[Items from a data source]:
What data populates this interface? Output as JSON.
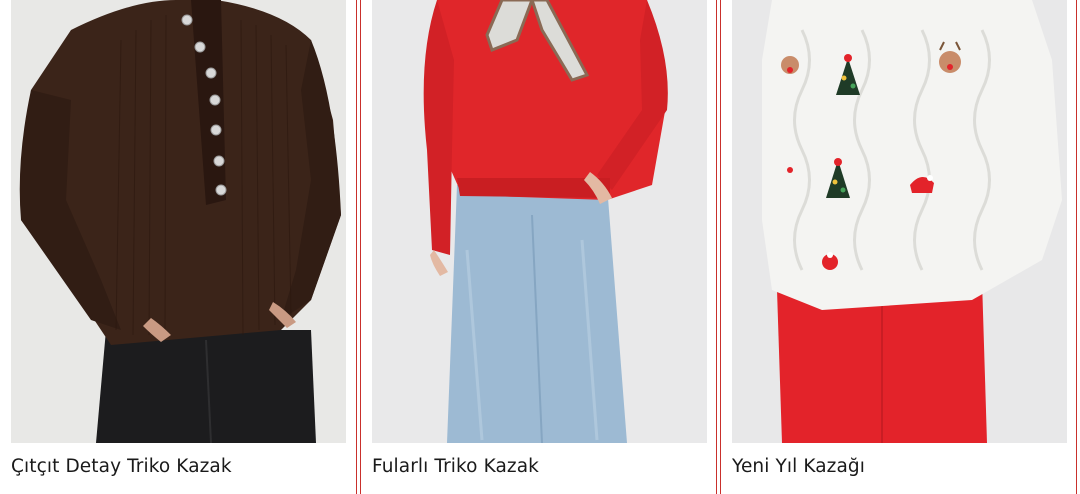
{
  "products": [
    {
      "title": "Çıtçıt Detay Triko Kazak",
      "image_icon": "product-photo-brown-knit-sweater"
    },
    {
      "title": "Fularlı Triko Kazak",
      "image_icon": "product-photo-red-sweater-scarf"
    },
    {
      "title": "Yeni Yıl Kazağı",
      "image_icon": "product-photo-white-christmas-sweater"
    }
  ],
  "colors": {
    "accent": "#d32f2f",
    "divider": "#c9302c",
    "text": "#1a1a1a"
  }
}
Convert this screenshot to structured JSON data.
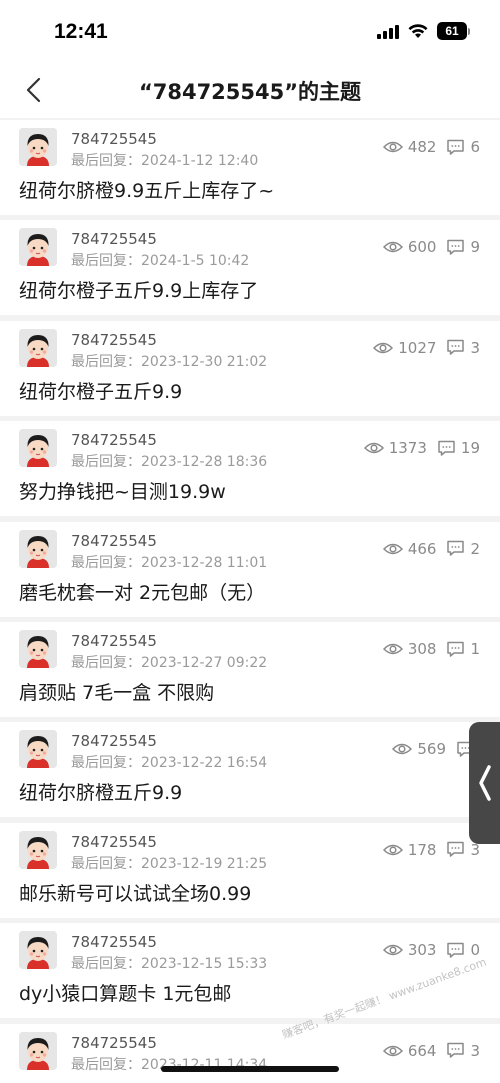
{
  "status_bar": {
    "time": "12:41",
    "battery": "61"
  },
  "header": {
    "title": "“784725545”的主题",
    "back_icon": "chevron-left-icon"
  },
  "posts": [
    {
      "username": "784725545",
      "last_reply": "最后回复：2024-1-12 12:40",
      "views": "482",
      "replies": "6",
      "title": "纽荷尔脐橙9.9五斤上库存了~"
    },
    {
      "username": "784725545",
      "last_reply": "最后回复：2024-1-5 10:42",
      "views": "600",
      "replies": "9",
      "title": "纽荷尔橙子五斤9.9上库存了"
    },
    {
      "username": "784725545",
      "last_reply": "最后回复：2023-12-30 21:02",
      "views": "1027",
      "replies": "3",
      "title": "纽荷尔橙子五斤9.9"
    },
    {
      "username": "784725545",
      "last_reply": "最后回复：2023-12-28 18:36",
      "views": "1373",
      "replies": "19",
      "title": "努力挣钱把~目测19.9w"
    },
    {
      "username": "784725545",
      "last_reply": "最后回复：2023-12-28 11:01",
      "views": "466",
      "replies": "2",
      "title": "磨毛枕套一对 2元包邮（无）"
    },
    {
      "username": "784725545",
      "last_reply": "最后回复：2023-12-27 09:22",
      "views": "308",
      "replies": "1",
      "title": "肩颈贴 7毛一盒 不限购"
    },
    {
      "username": "784725545",
      "last_reply": "最后回复：2023-12-22 16:54",
      "views": "569",
      "replies": "",
      "title": "纽荷尔脐橙五斤9.9"
    },
    {
      "username": "784725545",
      "last_reply": "最后回复：2023-12-19 21:25",
      "views": "178",
      "replies": "3",
      "title": "邮乐新号可以试试全场0.99"
    },
    {
      "username": "784725545",
      "last_reply": "最后回复：2023-12-15 15:33",
      "views": "303",
      "replies": "0",
      "title": "dy小猿口算题卡 1元包邮"
    },
    {
      "username": "784725545",
      "last_reply": "最后回复：2023-12-11 14:34",
      "views": "664",
      "replies": "3",
      "title": ""
    }
  ],
  "watermark": "赚客吧，有奖一起赚！ www.zuanke8.com",
  "colors": {
    "background": "#f2f2f2",
    "card": "#ffffff",
    "text": "#1a1a1a",
    "secondary": "#9a9a9a",
    "avatar_shirt": "#d9302a"
  }
}
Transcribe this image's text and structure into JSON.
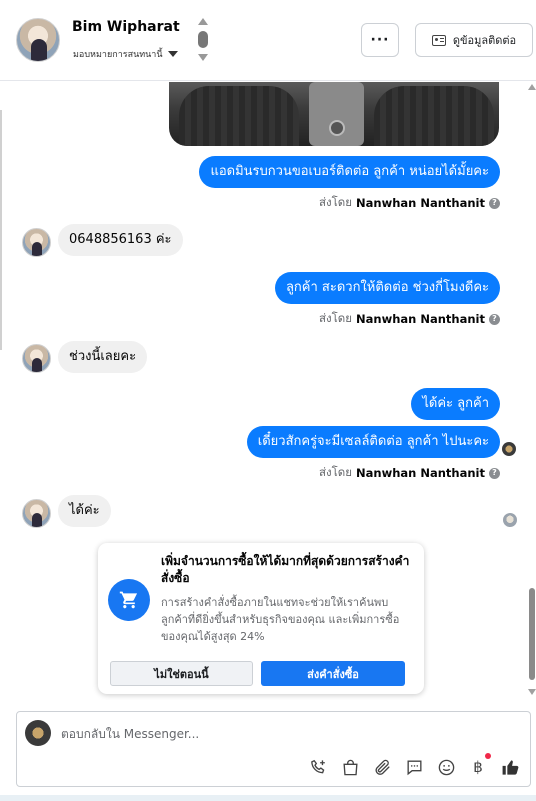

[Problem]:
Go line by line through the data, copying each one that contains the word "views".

[Task result]:
      "views": "482",
      "views": "600",
      "views": "1027",
      "views": "1373",
      "views": "466",
      "views": "308",
      "views": "569",
      "views": "178",
      "views": "303",
      "views": "664",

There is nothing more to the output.